Article

(b Nantes, April 10, 1880; d Milan, Sept 26, 1950).

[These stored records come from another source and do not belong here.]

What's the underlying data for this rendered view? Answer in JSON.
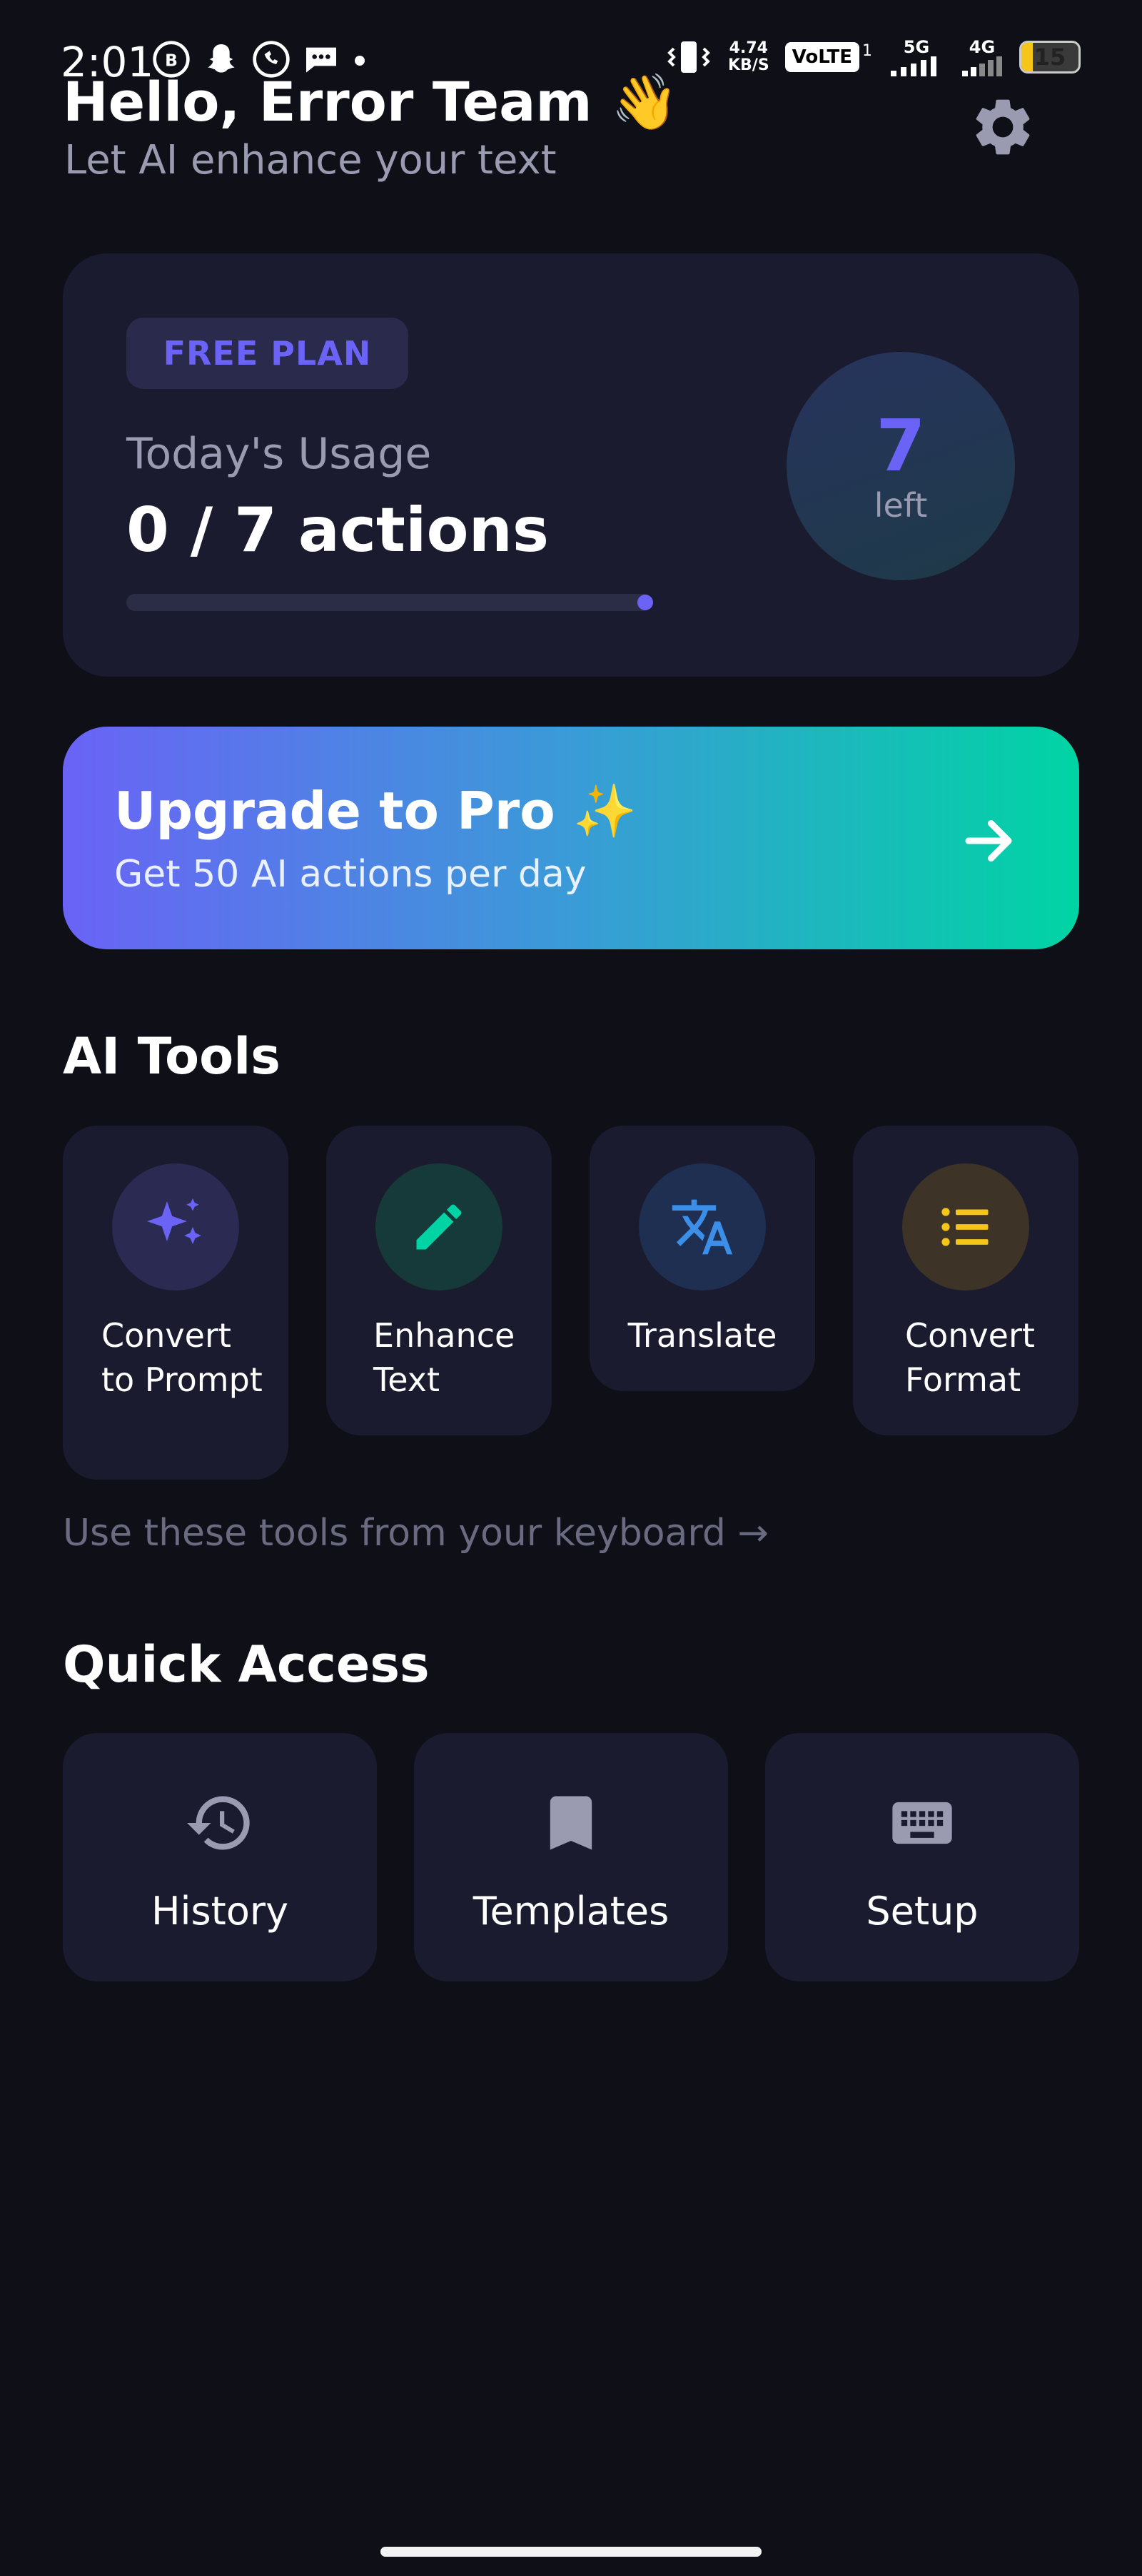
{
  "status_bar": {
    "time": "2:01",
    "net_speed_value": "4.74",
    "net_speed_unit": "KB/S",
    "volte": "VoLTE",
    "volte_sup": "1",
    "sig1": "5G",
    "sig2": "4G",
    "battery": "15",
    "icons_left": [
      "whatsapp-business-icon",
      "snapchat-icon",
      "whatsapp-icon",
      "message-icon",
      "dot-icon"
    ]
  },
  "header": {
    "greeting": "Hello, Error Team 👋",
    "subtitle": "Let AI enhance your text"
  },
  "usage": {
    "plan": "FREE PLAN",
    "label": "Today's Usage",
    "value": "0 / 7 actions",
    "progress_fraction": 0,
    "remaining_count": "7",
    "remaining_label": "left"
  },
  "upgrade": {
    "title": "Upgrade to Pro ✨",
    "subtitle": "Get 50 AI actions per day"
  },
  "ai_tools": {
    "title": "AI Tools",
    "items": [
      {
        "label": "Convert to Prompt",
        "icon": "sparkles-icon",
        "color": "#6a63f6"
      },
      {
        "label": "Enhance Text",
        "icon": "pencil-icon",
        "color": "#00d4a4"
      },
      {
        "label": "Translate",
        "icon": "translate-icon",
        "color": "#3b8fe8"
      },
      {
        "label": "Convert Format",
        "icon": "list-icon",
        "color": "#f5c518"
      }
    ],
    "hint": "Use these tools from your keyboard →"
  },
  "quick_access": {
    "title": "Quick Access",
    "items": [
      {
        "label": "History",
        "icon": "history-icon"
      },
      {
        "label": "Templates",
        "icon": "bookmark-icon"
      },
      {
        "label": "Setup",
        "icon": "keyboard-icon"
      }
    ]
  },
  "colors": {
    "background": "#0e0f17",
    "card": "#1a1b2e",
    "accent": "#6a63f6",
    "teal": "#00d4a4"
  }
}
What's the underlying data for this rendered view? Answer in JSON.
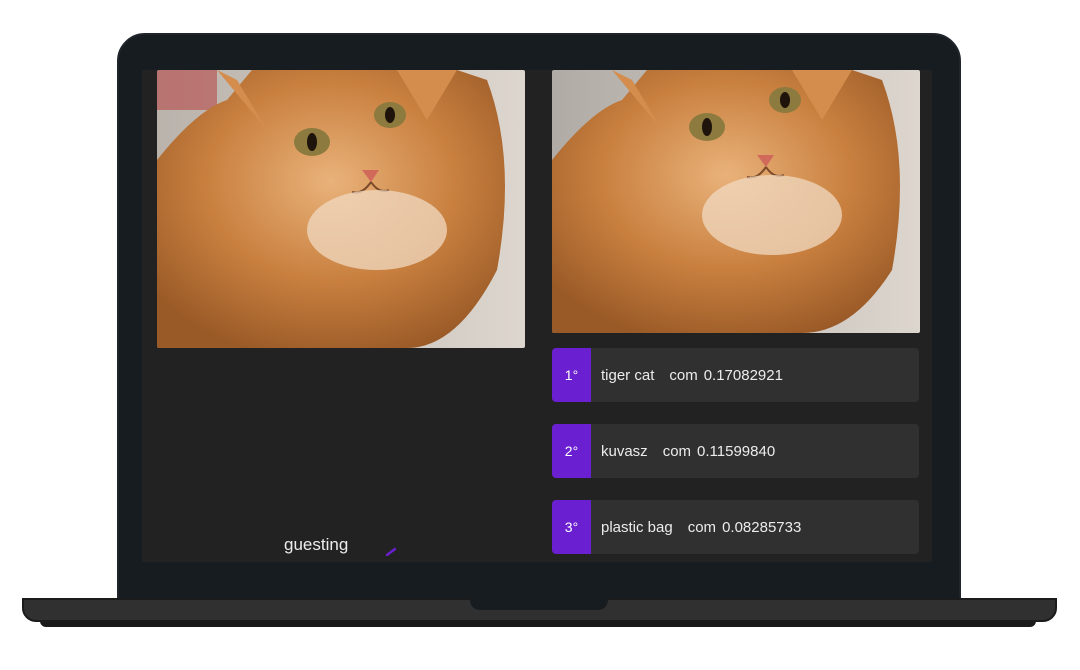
{
  "screen": {
    "accent_color": "#6a1fd0",
    "left_image": "orange-tabby-cat-photo",
    "right_image": "orange-tabby-cat-photo",
    "status_text": "guesting",
    "predictions": [
      {
        "rank": "1°",
        "label": "tiger cat",
        "connector": "com",
        "score": "0.17082921"
      },
      {
        "rank": "2°",
        "label": "kuvasz",
        "connector": "com",
        "score": "0.11599840"
      },
      {
        "rank": "3°",
        "label": "plastic bag",
        "connector": "com",
        "score": "0.08285733"
      }
    ]
  }
}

French painter, stage designer and illustrator. After working briefly in an architect’s office in Nantes, he moved to Paris and enrolled at the Ecole Nationale des Beaux-Arts, which he disliked. He then worked on designs for the Exposition Universelle of 1900 before entering the Ecoles des Langues Orientales to learn Japanese and modern Greek. After this he studied at the Ecole des Arts Décoratifs under Eugène-Samuel Grasset and then, from 1902 to 1904, at the Académie Julian under Jean-Paul Laurens. He first exhibited paintings in 1906 at the Salon de la Société Nationale des Beaux-Arts and in 1907 and 1908 at the Salon des Indépendants. About 1910 Roy came into contact with the Fauves and the circle of writers around them, such as Max Jacob and Guillaume Apollinaire, an association that influenced his style away from its earlier academicism. In 1913, through Alberto Savinio, he met and quickly became a friend of de Chirico, who was to be a great influence on his work. The following year Roy copied ...